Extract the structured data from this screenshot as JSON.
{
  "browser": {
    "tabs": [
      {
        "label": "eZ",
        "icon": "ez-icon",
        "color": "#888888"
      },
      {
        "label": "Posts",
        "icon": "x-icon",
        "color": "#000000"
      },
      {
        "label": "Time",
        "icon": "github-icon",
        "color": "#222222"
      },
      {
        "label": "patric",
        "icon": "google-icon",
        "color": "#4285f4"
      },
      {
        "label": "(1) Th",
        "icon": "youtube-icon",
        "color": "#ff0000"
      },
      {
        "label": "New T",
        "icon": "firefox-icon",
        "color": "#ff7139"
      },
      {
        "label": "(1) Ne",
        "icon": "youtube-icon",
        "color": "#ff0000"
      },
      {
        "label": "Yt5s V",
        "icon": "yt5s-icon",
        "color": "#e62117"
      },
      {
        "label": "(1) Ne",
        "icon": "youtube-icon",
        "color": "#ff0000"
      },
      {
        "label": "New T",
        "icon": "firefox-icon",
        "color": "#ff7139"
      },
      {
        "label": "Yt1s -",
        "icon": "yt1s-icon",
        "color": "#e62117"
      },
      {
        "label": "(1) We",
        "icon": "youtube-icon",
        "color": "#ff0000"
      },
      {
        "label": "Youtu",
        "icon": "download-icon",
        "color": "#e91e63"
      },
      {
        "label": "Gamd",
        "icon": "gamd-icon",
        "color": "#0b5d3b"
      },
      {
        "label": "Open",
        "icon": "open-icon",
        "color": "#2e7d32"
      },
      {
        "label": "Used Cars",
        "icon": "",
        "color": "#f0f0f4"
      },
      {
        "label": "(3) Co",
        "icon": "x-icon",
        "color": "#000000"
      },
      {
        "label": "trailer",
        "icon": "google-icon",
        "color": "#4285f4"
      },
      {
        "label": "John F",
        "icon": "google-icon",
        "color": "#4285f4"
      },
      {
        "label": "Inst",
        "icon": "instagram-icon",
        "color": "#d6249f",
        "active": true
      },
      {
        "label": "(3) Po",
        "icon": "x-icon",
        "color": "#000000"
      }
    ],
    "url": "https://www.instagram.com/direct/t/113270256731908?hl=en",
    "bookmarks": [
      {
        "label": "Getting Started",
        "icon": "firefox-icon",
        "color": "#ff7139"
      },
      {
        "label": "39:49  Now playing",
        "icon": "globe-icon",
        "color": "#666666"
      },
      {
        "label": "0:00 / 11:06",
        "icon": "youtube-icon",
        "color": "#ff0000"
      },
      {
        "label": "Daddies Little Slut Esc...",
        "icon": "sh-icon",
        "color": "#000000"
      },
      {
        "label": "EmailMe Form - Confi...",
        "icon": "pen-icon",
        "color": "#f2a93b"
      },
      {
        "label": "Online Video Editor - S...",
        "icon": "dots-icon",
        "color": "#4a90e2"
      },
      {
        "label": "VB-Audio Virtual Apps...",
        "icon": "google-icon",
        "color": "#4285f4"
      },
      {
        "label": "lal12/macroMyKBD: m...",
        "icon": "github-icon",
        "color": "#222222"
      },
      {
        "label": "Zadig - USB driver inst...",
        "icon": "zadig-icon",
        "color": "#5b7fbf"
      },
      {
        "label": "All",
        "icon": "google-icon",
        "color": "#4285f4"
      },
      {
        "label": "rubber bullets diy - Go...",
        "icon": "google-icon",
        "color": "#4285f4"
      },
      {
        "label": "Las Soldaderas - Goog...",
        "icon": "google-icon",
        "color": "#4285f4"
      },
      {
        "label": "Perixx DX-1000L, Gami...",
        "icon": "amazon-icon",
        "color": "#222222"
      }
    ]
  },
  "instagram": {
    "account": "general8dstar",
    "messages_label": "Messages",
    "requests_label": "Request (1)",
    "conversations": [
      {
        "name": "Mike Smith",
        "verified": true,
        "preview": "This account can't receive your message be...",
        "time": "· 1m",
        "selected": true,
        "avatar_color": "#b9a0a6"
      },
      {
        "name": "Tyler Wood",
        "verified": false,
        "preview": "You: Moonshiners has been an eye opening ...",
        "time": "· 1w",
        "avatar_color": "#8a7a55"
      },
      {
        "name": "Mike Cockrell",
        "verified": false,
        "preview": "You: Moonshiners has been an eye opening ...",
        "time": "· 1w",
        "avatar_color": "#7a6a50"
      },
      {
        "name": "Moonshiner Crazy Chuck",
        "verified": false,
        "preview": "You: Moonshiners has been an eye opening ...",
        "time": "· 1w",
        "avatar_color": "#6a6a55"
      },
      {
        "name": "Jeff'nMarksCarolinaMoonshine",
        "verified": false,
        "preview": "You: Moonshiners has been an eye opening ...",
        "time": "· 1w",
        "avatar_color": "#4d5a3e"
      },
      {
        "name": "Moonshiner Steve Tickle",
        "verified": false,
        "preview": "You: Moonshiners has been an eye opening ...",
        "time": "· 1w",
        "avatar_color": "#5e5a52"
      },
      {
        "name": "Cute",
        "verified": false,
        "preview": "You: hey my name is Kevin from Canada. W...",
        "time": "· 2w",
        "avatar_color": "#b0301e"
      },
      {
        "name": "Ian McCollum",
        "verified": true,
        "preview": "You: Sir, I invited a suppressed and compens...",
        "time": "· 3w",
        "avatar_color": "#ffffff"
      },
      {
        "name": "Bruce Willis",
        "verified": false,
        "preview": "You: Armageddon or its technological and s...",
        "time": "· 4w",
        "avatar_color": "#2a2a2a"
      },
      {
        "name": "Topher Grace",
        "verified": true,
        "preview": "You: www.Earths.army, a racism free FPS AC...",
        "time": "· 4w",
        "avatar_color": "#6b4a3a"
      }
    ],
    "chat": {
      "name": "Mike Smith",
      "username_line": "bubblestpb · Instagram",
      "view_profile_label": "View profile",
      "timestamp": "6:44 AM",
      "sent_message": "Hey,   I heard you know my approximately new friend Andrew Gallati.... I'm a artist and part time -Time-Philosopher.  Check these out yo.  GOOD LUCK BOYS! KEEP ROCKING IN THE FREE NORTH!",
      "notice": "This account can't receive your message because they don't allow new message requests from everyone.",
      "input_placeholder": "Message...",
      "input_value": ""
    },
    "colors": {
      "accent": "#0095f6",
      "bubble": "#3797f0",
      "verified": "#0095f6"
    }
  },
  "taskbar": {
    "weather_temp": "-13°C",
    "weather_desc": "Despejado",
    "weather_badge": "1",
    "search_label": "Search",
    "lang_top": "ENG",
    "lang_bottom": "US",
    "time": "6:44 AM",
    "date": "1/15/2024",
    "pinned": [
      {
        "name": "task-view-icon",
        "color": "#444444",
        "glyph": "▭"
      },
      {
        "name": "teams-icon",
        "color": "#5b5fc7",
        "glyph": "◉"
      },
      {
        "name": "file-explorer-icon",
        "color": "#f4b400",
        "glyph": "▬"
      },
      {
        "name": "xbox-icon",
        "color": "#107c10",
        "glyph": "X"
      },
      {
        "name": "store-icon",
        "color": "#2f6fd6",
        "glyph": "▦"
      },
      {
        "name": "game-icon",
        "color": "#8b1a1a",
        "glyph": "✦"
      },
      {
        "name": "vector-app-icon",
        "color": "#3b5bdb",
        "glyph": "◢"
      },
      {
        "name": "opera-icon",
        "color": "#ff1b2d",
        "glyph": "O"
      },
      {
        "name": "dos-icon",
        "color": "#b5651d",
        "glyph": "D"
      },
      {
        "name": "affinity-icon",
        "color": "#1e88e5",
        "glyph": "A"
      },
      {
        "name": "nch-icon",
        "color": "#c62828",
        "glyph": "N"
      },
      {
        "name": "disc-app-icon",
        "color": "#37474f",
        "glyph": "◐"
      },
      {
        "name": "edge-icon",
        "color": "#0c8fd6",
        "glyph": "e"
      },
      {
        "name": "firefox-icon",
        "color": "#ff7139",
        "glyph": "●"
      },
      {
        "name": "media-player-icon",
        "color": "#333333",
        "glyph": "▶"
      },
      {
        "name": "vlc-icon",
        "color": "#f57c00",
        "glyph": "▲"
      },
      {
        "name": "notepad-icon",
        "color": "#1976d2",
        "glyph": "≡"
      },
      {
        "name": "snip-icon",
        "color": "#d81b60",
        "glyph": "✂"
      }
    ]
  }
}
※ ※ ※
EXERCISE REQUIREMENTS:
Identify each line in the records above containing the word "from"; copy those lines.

THE COMPLETED TASK:
Extract the structured data from this screenshot as JSON.
        "preview": "You: hey my name is Kevin from Canada. W...",
      "notice": "This account can't receive your message because they don't allow new message requests from everyone.",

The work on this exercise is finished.